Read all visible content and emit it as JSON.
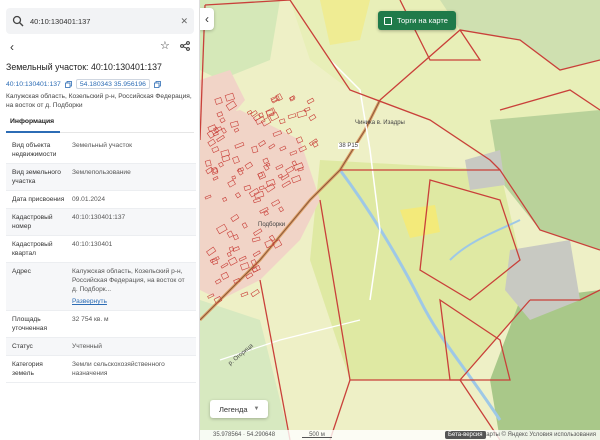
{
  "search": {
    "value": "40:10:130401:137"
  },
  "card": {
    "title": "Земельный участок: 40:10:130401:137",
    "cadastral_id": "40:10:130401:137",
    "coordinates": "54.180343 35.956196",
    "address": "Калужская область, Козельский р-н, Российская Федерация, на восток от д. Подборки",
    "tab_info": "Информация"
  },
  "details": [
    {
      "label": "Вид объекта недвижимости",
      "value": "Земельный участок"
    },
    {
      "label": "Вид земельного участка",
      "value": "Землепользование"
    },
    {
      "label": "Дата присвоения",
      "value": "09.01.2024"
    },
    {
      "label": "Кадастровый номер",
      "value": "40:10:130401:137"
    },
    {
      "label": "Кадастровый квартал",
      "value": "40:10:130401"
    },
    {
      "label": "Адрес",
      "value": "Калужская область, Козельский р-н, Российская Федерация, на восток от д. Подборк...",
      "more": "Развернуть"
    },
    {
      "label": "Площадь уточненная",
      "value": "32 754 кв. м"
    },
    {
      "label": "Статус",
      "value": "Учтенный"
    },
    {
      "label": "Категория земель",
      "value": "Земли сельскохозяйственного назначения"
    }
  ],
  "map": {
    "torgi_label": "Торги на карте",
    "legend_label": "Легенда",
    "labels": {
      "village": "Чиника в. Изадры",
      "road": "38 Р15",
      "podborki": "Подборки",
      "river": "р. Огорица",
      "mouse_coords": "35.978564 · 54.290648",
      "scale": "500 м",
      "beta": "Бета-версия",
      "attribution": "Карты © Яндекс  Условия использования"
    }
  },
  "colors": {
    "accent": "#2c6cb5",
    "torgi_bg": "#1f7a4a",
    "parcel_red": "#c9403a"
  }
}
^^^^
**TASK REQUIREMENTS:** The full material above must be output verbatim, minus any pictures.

**WRITTEN ANSWER:**
Read all visible content and emit it as JSON.
{
  "search": {
    "value": "40:10:130401:137"
  },
  "card": {
    "title": "Земельный участок: 40:10:130401:137",
    "cadastral_id": "40:10:130401:137",
    "coordinates": "54.180343 35.956196",
    "address": "Калужская область, Козельский р-н, Российская Федерация, на восток от д. Подборки",
    "tab_info": "Информация"
  },
  "details": [
    {
      "label": "Вид объекта недвижимости",
      "value": "Земельный участок"
    },
    {
      "label": "Вид земельного участка",
      "value": "Землепользование"
    },
    {
      "label": "Дата присвоения",
      "value": "09.01.2024"
    },
    {
      "label": "Кадастровый номер",
      "value": "40:10:130401:137"
    },
    {
      "label": "Кадастровый квартал",
      "value": "40:10:130401"
    },
    {
      "label": "Адрес",
      "value": "Калужская область, Козельский р-н, Российская Федерация, на восток от д. Подборк...",
      "more": "Развернуть"
    },
    {
      "label": "Площадь уточненная",
      "value": "32 754 кв. м"
    },
    {
      "label": "Статус",
      "value": "Учтенный"
    },
    {
      "label": "Категория земель",
      "value": "Земли сельскохозяйственного назначения"
    }
  ],
  "map": {
    "torgi_label": "Торги на карте",
    "legend_label": "Легенда",
    "labels": {
      "village": "Чиника в. Изадры",
      "road": "38 Р15",
      "podborki": "Подборки",
      "river": "р. Огорица",
      "mouse_coords": "35.978564 · 54.290648",
      "scale": "500 м",
      "beta": "Бета-версия",
      "attribution": "Карты © Яндекс  Условия использования"
    }
  },
  "colors": {
    "accent": "#2c6cb5",
    "torgi_bg": "#1f7a4a",
    "parcel_red": "#c9403a"
  }
}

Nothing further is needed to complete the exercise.